§ What is required: The answer must consist of each line of the records below that contains the string "name".

§ Record extracts:

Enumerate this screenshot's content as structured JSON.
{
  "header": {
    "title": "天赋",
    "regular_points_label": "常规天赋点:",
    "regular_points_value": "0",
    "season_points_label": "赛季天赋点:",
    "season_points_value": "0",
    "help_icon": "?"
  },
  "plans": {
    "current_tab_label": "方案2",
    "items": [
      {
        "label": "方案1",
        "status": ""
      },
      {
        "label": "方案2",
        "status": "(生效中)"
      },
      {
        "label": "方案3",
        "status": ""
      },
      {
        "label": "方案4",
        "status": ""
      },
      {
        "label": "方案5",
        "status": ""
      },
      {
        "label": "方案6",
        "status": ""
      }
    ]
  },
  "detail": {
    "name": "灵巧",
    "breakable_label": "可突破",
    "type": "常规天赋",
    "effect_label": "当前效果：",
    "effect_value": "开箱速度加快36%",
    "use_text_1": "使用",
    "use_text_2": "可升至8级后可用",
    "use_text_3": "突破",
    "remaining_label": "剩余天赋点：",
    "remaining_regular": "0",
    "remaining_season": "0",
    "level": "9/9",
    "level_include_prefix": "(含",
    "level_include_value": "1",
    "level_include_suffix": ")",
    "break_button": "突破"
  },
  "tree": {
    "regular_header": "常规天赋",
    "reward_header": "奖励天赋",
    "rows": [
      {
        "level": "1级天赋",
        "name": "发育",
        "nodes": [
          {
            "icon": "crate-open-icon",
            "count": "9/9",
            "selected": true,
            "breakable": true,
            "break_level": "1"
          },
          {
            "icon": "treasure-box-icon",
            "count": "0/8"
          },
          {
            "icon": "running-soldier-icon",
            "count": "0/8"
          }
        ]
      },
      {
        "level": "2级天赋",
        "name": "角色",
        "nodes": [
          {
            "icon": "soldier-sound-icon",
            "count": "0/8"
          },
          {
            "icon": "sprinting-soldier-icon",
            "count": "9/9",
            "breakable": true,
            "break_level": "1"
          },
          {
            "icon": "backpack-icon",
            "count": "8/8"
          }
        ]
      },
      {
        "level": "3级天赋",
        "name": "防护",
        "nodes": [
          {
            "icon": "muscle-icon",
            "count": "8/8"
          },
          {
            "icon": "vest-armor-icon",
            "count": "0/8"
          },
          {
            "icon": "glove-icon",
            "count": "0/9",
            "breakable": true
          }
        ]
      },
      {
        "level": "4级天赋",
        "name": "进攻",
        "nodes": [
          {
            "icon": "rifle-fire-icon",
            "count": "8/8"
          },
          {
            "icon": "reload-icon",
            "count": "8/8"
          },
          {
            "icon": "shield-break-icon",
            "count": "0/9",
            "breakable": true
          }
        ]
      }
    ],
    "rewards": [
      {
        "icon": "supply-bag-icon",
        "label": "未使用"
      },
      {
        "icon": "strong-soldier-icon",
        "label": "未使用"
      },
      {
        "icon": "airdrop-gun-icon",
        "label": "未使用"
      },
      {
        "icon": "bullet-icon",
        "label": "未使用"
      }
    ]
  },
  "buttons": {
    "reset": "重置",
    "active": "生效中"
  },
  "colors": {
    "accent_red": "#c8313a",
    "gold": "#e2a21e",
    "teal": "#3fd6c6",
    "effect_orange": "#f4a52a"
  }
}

§ Output of the exercise:
    "name": "灵巧",
        "name": "发育",
        "name": "角色",
        "name": "防护",
        "name": "进攻",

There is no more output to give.